The Way We Deal With Photos Is Broken. This Company Wants To Fix It.

The Way We Deal With Photos Is Broken. This Company Wants To Fix It.

Think back to the last wedding you went to. Or the last birthday party. Even the last nice dinner. Odds are you took multiple photos, dozens even. Maybe you even uploaded one to Instagram. But have you looked at any of them since? Or sent them to anyone? Probably not. And, if you did, it wasn’t particularly easy.

The way we take photos has changed in extraordinary ways over the last 100 years, evolving from a box and a plate to a chip and a sensor. But what we do with those images afterwards has remained pretty much unchanged. More often than not, we throw them in a box, either cardboard or byte-based, never to be looked at again — until, perhaps, our progeny discovers them in our attic (again, real or digital). It’s an odd paradox that though we’re taking more photos than ever, we tend not to look at them any more often.

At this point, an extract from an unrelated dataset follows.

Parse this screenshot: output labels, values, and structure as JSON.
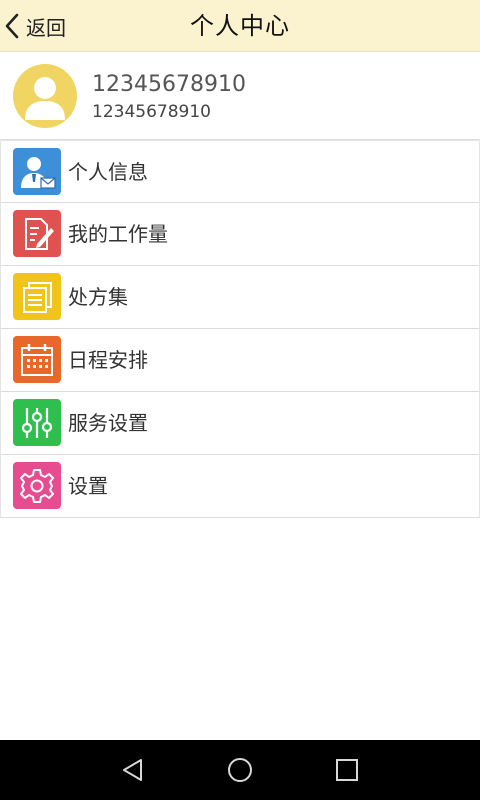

Fireside, a Palo Alto company that launches its first product today on Kickstarter, wants to change that by applying the same machine learning that Pandora and other companies have applied to content management. The idea is simple. Fireside’s iOS or Android app pulls your photos and videos from any device or storage system you have — and includes your family’s too — into a cloud-based “channel”.

It’s similar in functionality to apps like 23Snaps, except for one major difference: Fireside uses machine learning to organise your rolls “contextually”, reading information not only about when and where they were taken, but also who and what are shown in each photo. Then it creates playlists of photos and videos organised around specific events and themes and pushes them onto a “smart” frame that pulls playlists via Wi-Fi onto its 15-inch, 1080p screen.

There’s obvious allure in a simple, mobile-accessible cloud storage system that brings together content from every device in your family and organizes them, too. Fireside’s CEO Andy Jagoe explained yesterday that the user experience is directly informed by his experience as a new dad.

“When you have kids, so many things change. You have less time than ever before, and everyone in your whole family is asking you for links to pictures, new videos, and all these things come to a head at the same time,” he said. “And we thought, there’s got to be a better way.”

Fireside wants to take all that contextual information about your photos and throw them back into the real world. That’s a clear problem with a clear solution in the form of Fireside’s app.

The frame is part of that solution, too. Designed by Fireside co-founder Don Lehman (a sometimes-contributor here at Gizmodo), it’s a beautiful take on a product category that has long seemed like the dumber cousin of a computer monitor. It’s slim and crystal clear, and the only real decorative flourish is on the back, in the form of a hoop-like stand that comes in chrome or copper. Clearly, the frame is designed to fade into the background, foregrounding the images and video themselves.

Since Fireside is a Kickstarter, there are still plenty of questions about this as-of-yet-unreleased product will function. Digital photo frames haven’t quite found a footing with consumers yet, and it’s unclear if demand is there. Likewise, the app’s sorting algorithm sounds wonderful, but we haven’t seen it in action just yet, though the need for a frictionless photo storage and sorting app is certainly clear.

Still, Fireside’s promise of fixing and resurfacing the morass of photos strewn across your phone, computer, storage systems and backup drives is intriguing. And if it can deliver on taming that beast with a little computer learning, it could mean never having to scroll through another messy, endless photo roll searching for that one photo again. Check it out on Kickstarter here.